Task statement = Every record must be reproduced exactly. Leave none out.

Source data =
━━━━━━━━

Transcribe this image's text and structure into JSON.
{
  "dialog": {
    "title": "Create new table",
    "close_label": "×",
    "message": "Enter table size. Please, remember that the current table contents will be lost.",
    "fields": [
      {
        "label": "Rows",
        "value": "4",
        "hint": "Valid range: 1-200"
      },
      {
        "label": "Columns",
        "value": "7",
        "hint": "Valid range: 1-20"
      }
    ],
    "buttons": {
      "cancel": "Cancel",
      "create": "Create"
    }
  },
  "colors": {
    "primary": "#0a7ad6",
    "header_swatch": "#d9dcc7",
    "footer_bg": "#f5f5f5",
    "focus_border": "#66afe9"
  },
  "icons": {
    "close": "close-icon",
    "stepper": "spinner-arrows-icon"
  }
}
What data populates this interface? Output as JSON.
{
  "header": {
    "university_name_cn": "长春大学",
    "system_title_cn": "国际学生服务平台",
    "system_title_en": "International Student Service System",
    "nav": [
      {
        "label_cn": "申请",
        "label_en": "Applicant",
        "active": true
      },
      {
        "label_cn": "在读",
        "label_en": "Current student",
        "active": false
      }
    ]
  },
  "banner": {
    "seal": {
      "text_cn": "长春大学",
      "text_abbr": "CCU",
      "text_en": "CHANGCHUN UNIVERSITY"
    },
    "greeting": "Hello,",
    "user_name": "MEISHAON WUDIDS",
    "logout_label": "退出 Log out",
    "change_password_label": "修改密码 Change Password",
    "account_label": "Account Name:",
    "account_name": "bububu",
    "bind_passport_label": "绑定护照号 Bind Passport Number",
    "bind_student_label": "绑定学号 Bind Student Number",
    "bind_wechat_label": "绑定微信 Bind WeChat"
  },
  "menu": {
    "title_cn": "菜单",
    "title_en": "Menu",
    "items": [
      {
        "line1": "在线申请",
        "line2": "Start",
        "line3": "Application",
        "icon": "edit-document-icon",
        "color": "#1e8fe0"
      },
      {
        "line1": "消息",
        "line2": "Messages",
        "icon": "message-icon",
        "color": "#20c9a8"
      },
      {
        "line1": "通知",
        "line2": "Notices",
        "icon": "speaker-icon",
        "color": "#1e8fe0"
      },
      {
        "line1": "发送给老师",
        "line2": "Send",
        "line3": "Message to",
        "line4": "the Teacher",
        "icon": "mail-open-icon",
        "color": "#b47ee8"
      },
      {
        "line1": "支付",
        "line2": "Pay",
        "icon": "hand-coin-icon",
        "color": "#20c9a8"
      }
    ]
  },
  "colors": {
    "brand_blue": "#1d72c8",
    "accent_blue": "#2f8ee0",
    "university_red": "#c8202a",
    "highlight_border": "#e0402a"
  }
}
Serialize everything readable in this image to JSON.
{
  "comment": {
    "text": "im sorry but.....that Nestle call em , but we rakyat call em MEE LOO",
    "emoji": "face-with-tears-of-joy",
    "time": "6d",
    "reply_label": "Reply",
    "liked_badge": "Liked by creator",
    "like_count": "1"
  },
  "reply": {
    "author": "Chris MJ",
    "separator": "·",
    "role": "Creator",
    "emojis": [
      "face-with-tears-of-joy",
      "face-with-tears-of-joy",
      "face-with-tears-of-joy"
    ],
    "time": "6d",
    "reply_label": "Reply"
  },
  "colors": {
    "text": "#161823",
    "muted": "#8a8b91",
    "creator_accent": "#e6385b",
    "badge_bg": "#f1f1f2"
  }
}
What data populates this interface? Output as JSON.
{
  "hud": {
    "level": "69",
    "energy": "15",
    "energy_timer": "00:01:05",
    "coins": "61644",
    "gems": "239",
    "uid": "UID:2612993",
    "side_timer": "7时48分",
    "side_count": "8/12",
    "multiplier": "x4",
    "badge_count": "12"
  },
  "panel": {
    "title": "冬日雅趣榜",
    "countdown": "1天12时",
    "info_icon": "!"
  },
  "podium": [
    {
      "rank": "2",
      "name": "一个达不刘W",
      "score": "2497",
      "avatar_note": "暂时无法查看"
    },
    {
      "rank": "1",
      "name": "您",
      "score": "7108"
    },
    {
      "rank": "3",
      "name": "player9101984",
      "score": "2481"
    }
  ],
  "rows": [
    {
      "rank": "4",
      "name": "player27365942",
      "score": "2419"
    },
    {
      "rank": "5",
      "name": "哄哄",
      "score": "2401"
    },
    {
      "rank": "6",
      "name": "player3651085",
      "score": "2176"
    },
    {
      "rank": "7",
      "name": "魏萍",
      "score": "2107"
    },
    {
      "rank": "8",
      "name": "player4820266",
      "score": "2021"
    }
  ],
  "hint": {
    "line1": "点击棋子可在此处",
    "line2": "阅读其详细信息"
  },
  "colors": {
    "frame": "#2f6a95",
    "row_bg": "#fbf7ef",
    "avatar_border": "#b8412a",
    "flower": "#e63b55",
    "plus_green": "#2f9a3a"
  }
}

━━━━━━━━

Response =
Transcribe this image's text and structure into JSON.
{
  "dialog": {
    "title": "Create new table",
    "close_label": "×",
    "message": "Enter table size. Please, remember that the current table contents will be lost.",
    "fields": [
      {
        "label": "Rows",
        "value": "4",
        "hint": "Valid range: 1-200"
      },
      {
        "label": "Columns",
        "value": "7",
        "hint": "Valid range: 1-20"
      }
    ],
    "buttons": {
      "cancel": "Cancel",
      "create": "Create"
    }
  },
  "colors": {
    "primary": "#0a7ad6",
    "header_swatch": "#d9dcc7",
    "footer_bg": "#f5f5f5",
    "focus_border": "#66afe9"
  },
  "icons": {
    "close": "close-icon",
    "stepper": "spinner-arrows-icon"
  }
}
What data populates this interface? Output as JSON.
{
  "header": {
    "university_name_cn": "长春大学",
    "system_title_cn": "国际学生服务平台",
    "system_title_en": "International Student Service System",
    "nav": [
      {
        "label_cn": "申请",
        "label_en": "Applicant",
        "active": true
      },
      {
        "label_cn": "在读",
        "label_en": "Current student",
        "active": false
      }
    ]
  },
  "banner": {
    "seal": {
      "text_cn": "长春大学",
      "text_abbr": "CCU",
      "text_en": "CHANGCHUN UNIVERSITY"
    },
    "greeting": "Hello,",
    "user_name": "MEISHAON WUDIDS",
    "logout_label": "退出 Log out",
    "change_password_label": "修改密码 Change Password",
    "account_label": "Account Name:",
    "account_name": "bububu",
    "bind_passport_label": "绑定护照号 Bind Passport Number",
    "bind_student_label": "绑定学号 Bind Student Number",
    "bind_wechat_label": "绑定微信 Bind WeChat"
  },
  "menu": {
    "title_cn": "菜单",
    "title_en": "Menu",
    "items": [
      {
        "line1": "在线申请",
        "line2": "Start",
        "line3": "Application",
        "icon": "edit-document-icon",
        "color": "#1e8fe0"
      },
      {
        "line1": "消息",
        "line2": "Messages",
        "icon": "message-icon",
        "color": "#20c9a8"
      },
      {
        "line1": "通知",
        "line2": "Notices",
        "icon": "speaker-icon",
        "color": "#1e8fe0"
      },
      {
        "line1": "发送给老师",
        "line2": "Send",
        "line3": "Message to",
        "line4": "the Teacher",
        "icon": "mail-open-icon",
        "color": "#b47ee8"
      },
      {
        "line1": "支付",
        "line2": "Pay",
        "icon": "hand-coin-icon",
        "color": "#20c9a8"
      }
    ]
  },
  "colors": {
    "brand_blue": "#1d72c8",
    "accent_blue": "#2f8ee0",
    "university_red": "#c8202a",
    "highlight_border": "#e0402a"
  }
}
Serialize everything readable in this image to JSON.
{
  "comment": {
    "text": "im sorry but.....that Nestle call em , but we rakyat call em MEE LOO",
    "emoji": "face-with-tears-of-joy",
    "time": "6d",
    "reply_label": "Reply",
    "liked_badge": "Liked by creator",
    "like_count": "1"
  },
  "reply": {
    "author": "Chris MJ",
    "separator": "·",
    "role": "Creator",
    "emojis": [
      "face-with-tears-of-joy",
      "face-with-tears-of-joy",
      "face-with-tears-of-joy"
    ],
    "time": "6d",
    "reply_label": "Reply"
  },
  "colors": {
    "text": "#161823",
    "muted": "#8a8b91",
    "creator_accent": "#e6385b",
    "badge_bg": "#f1f1f2"
  }
}
What data populates this interface? Output as JSON.
{
  "hud": {
    "level": "69",
    "energy": "15",
    "energy_timer": "00:01:05",
    "coins": "61644",
    "gems": "239",
    "uid": "UID:2612993",
    "side_timer": "7时48分",
    "side_count": "8/12",
    "multiplier": "x4",
    "badge_count": "12"
  },
  "panel": {
    "title": "冬日雅趣榜",
    "countdown": "1天12时",
    "info_icon": "!"
  },
  "podium": [
    {
      "rank": "2",
      "name": "一个达不刘W",
      "score": "2497",
      "avatar_note": "暂时无法查看"
    },
    {
      "rank": "1",
      "name": "您",
      "score": "7108"
    },
    {
      "rank": "3",
      "name": "player9101984",
      "score": "2481"
    }
  ],
  "rows": [
    {
      "rank": "4",
      "name": "player27365942",
      "score": "2419"
    },
    {
      "rank": "5",
      "name": "哄哄",
      "score": "2401"
    },
    {
      "rank": "6",
      "name": "player3651085",
      "score": "2176"
    },
    {
      "rank": "7",
      "name": "魏萍",
      "score": "2107"
    },
    {
      "rank": "8",
      "name": "player4820266",
      "score": "2021"
    }
  ],
  "hint": {
    "line1": "点击棋子可在此处",
    "line2": "阅读其详细信息"
  },
  "colors": {
    "frame": "#2f6a95",
    "row_bg": "#fbf7ef",
    "avatar_border": "#b8412a",
    "flower": "#e63b55",
    "plus_green": "#2f9a3a"
  }
}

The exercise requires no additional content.